Posted on: Tuesday, May 22, 2001

Richardson can't hide the hurt following defeat

 •  'Aiea topples Kalaheo for state basketball title

By Stephen Tsai
Advertiser Staff Writer

As time slipped away — on a season, on a last chance — Kalaheo High basketball player Brandy Richardson collapsed to the court in an exhausted heap.

After she scored 41 points against them last week, there was no way the ‘Aiea High players would allow Brandy Richardson to repeat the feat last night. Here, the Kalaheo star draws four defenders.

Gregory Yamamoto • The Honolulu Advertiser

Soon, teammate Heather Gonsalves tried to offer comfort before also slumping from the weight of the emotion.

And, once again, Richardson, the state's best female prep basketball player, was left to taste the salt of her tears as she exited empty-handed from her final state tournament. Last night's loss to 'Aiea was the Mustangs' third red-ribbon finish in the last four years. They were third in 1999.

"We worked hard and we wanted a win in the worst way and ..." said Richardson, her voice dissolving into a whisper.

Kalaheo coach Chico Furtado believed the outcome would be different.

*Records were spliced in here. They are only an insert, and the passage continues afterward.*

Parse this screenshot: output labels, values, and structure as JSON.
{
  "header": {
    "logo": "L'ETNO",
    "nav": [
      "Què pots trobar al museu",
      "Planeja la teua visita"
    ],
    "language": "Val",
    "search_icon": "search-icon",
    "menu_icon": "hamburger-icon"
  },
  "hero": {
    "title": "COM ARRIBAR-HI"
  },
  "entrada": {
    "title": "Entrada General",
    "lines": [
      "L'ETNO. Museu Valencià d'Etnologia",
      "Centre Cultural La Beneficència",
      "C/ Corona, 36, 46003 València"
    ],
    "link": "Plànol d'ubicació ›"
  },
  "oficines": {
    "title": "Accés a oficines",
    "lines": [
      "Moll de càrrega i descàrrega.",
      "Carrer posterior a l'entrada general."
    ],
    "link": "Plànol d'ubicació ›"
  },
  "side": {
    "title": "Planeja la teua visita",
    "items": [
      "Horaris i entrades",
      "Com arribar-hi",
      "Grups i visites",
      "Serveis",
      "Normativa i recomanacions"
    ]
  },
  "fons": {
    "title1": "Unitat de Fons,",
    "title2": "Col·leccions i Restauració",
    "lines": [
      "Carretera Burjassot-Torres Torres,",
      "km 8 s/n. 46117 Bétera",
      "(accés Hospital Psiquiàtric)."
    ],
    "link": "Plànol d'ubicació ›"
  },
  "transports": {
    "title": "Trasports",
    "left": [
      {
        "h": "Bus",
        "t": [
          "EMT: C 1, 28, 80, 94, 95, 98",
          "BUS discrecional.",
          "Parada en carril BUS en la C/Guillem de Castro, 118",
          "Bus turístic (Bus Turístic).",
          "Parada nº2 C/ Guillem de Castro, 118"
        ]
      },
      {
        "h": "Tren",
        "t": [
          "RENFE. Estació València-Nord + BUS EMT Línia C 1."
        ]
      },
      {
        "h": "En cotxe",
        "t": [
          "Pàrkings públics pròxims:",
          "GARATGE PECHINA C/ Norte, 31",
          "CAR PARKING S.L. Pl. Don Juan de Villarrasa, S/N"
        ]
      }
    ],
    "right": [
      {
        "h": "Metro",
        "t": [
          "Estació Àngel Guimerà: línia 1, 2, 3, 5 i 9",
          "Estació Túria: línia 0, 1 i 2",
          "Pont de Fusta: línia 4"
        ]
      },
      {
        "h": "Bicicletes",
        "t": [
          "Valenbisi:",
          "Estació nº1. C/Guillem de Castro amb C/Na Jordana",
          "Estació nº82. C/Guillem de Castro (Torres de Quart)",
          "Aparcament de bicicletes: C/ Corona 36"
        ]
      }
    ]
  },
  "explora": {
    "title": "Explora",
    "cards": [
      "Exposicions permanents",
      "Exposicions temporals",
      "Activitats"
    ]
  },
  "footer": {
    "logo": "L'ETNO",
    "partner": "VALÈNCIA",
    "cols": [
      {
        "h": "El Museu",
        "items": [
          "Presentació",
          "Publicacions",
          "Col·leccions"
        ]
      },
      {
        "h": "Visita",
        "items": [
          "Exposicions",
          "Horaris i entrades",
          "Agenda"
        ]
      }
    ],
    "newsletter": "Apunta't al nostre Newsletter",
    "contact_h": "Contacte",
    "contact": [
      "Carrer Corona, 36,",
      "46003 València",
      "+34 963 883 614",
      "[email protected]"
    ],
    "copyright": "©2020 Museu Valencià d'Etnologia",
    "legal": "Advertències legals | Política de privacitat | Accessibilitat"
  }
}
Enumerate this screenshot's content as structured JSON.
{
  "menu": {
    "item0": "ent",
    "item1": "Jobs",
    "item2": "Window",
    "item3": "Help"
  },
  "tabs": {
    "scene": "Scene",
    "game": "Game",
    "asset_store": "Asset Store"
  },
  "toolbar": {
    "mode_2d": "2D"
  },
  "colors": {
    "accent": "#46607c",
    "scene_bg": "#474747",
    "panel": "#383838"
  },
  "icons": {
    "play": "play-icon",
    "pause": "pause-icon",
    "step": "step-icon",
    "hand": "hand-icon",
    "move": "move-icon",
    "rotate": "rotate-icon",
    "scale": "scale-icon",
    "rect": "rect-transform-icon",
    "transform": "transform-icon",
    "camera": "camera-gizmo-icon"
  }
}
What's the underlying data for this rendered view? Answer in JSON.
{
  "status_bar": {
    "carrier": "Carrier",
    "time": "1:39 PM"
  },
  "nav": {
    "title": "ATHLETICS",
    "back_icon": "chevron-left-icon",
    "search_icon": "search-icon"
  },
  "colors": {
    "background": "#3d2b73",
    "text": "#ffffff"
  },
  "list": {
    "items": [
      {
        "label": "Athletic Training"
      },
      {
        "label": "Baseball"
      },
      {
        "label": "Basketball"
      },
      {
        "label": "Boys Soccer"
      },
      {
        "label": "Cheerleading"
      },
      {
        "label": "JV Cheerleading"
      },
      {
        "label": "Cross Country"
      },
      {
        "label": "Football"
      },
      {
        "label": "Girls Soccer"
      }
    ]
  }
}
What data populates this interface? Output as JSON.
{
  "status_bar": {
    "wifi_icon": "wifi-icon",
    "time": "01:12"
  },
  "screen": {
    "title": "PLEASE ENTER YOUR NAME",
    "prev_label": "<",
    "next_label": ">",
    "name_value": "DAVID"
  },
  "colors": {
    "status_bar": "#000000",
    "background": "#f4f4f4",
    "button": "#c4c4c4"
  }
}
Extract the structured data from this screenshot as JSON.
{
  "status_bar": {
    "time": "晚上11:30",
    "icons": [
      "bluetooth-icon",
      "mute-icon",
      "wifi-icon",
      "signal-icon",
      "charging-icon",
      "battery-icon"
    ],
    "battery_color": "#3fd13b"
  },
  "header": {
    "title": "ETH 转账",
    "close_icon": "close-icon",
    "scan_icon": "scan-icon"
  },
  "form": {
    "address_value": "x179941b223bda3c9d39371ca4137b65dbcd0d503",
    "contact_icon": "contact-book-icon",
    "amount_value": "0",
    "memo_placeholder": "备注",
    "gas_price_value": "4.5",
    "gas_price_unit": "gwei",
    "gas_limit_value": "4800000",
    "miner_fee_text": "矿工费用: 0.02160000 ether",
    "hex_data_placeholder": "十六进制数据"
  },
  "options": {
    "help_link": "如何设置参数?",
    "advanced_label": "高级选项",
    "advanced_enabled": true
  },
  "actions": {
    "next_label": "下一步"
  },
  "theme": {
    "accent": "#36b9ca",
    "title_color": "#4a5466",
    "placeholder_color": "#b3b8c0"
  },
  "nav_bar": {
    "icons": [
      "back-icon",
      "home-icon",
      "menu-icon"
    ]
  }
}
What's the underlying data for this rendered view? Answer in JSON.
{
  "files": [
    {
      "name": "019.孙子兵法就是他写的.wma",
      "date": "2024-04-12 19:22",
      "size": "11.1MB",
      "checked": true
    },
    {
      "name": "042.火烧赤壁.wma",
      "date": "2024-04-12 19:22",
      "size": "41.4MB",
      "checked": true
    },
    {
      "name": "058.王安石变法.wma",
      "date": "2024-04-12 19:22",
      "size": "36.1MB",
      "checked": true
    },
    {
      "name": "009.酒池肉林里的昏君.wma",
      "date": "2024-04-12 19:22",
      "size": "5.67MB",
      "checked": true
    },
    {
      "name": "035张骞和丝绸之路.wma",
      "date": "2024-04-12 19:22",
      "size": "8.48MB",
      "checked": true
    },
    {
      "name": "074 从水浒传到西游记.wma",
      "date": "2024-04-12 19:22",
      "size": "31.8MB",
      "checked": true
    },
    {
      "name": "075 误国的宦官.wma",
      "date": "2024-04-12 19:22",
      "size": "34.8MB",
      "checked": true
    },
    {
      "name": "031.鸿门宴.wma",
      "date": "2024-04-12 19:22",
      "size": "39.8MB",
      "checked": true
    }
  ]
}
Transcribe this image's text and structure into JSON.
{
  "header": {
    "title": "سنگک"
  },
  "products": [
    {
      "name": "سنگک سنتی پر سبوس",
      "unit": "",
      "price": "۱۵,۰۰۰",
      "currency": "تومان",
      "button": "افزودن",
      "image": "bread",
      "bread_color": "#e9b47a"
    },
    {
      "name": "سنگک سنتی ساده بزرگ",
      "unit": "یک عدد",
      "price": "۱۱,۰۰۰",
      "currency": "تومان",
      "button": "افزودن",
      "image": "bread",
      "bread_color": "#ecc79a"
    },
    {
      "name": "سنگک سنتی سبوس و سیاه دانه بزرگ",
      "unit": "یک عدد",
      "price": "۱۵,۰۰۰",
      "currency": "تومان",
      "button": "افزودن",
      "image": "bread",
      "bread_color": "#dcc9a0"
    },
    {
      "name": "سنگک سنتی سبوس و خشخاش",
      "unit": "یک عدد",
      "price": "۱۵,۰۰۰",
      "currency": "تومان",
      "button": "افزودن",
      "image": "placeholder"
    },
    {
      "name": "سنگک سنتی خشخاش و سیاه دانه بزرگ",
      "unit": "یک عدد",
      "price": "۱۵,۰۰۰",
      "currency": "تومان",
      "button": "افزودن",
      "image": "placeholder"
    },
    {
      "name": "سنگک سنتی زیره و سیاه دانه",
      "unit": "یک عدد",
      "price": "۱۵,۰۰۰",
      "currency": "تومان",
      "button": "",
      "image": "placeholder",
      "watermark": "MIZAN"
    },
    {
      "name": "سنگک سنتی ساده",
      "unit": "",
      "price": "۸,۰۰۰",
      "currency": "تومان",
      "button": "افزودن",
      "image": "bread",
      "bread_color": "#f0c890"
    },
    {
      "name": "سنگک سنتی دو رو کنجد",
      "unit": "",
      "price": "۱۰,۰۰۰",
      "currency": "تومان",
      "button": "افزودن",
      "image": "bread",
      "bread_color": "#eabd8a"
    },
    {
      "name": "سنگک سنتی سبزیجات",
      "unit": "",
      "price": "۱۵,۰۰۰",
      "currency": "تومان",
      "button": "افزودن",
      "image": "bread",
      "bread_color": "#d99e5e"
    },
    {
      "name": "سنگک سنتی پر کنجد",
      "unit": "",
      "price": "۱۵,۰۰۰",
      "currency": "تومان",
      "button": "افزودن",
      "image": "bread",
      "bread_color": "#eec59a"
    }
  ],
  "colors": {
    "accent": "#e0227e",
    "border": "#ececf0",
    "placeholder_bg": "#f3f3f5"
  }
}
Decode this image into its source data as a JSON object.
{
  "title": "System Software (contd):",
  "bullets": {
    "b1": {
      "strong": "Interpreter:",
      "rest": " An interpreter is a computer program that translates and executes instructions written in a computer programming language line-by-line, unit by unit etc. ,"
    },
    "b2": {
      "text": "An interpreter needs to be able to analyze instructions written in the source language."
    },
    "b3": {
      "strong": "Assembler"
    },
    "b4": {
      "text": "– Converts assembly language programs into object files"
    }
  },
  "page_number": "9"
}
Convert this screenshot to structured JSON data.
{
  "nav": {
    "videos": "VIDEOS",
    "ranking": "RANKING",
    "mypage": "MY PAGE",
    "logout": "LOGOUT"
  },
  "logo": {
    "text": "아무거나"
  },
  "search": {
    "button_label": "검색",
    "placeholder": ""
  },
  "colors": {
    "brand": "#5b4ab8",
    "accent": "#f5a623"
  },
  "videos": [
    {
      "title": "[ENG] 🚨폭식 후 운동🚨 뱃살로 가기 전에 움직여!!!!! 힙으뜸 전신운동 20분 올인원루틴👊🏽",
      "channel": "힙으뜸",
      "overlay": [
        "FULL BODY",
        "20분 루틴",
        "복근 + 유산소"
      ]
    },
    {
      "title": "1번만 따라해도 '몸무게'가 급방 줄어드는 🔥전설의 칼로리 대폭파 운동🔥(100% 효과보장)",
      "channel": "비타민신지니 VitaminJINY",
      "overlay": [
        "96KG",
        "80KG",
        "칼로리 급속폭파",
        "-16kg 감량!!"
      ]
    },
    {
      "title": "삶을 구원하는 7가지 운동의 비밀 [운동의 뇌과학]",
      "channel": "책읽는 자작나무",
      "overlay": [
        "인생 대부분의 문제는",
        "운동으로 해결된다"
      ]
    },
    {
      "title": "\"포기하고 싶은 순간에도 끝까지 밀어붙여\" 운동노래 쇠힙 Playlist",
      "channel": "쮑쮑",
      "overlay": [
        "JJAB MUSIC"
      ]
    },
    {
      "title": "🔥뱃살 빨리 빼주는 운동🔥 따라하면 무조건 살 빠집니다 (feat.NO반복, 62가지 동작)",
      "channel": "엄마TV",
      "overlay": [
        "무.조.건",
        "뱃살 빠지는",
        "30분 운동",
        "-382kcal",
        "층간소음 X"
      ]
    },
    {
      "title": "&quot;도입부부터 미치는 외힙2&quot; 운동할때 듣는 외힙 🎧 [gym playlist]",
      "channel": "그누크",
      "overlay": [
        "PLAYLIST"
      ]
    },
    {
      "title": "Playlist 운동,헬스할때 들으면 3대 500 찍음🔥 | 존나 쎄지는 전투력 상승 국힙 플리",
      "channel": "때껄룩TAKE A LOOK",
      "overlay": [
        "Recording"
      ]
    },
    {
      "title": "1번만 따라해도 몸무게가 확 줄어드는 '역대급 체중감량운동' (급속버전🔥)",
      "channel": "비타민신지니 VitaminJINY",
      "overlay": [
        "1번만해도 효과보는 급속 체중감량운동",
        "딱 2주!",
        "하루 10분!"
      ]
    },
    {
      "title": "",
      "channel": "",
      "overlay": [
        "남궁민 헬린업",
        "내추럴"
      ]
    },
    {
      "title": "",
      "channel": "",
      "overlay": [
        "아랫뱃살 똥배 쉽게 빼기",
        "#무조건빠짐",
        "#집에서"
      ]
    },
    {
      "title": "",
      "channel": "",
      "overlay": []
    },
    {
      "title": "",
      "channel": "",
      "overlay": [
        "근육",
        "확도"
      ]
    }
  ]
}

Kalaheo had beaten 'Aiea by 16 points in last week's O'ahu Interscholastic Association title game, with the 5-foot-10 Richardson scoring 41.

Richardson, who returned for her senior season after moving to the Mainland briefly last year, had worked on improving skills that earned her consecutive state Player of the Year awards. She launched jumpers with an easy delivery; her triceps were Linda Hamilton's.

"There's no doubt," Furtado said, "she's had a great career."

But last night, 'Aiea had a better game. Richardson was tailed from end line to end line as she brought the ball upcourt. 'Aiea's circle-flex offense was designed to both milk the clock and keep Kalaheo's defense from resting.

Furtado does not know how much the tactics drained his team's energy. Early in the fourth quarter, with timeouts to burn, Furtado asked Richardson if she needed a break. She declined. Then Richardson buried the go-ahead free throw.

But the Mustangs could not contain both 'Aiea's interior offense and perimeter gun-slinging. Never in the bonus in either half, the Mustangs could not use free throws as weapons.

"It's frustrating, but that's the way it goes," Furtado said.

Richardson finished with 16 points, but that was nearly enough. "I feel disappointed," she said. "I missed some big free throws. I should have finished some three-point plays. But it's too late to dwell on it."

Then she said, "I don't regret coming back. I wanted to finish up my last year with Chico. The only regret is not leaving with a state title. But sometimes in life, things don't go your way. Someone has to come out a winner, someone has to come out a loser."

Furtado has lived on one side for too long. "I feel bad for our kids, I feel bad for our program," he said. "I think we're a top-notch program, but until we win that one, people are going to feel we can't get over the hump. It's frustrating, but it doesn't take away from the career (Richardson has) had and it doesn't take away from the season we've had."

Soon after, Furtado embraced another player.

"I'll live," he said. "I'll go back to work and coach again. But seeing these kids struggle with this is kind of heartbreaking. But that's part of competitive sports."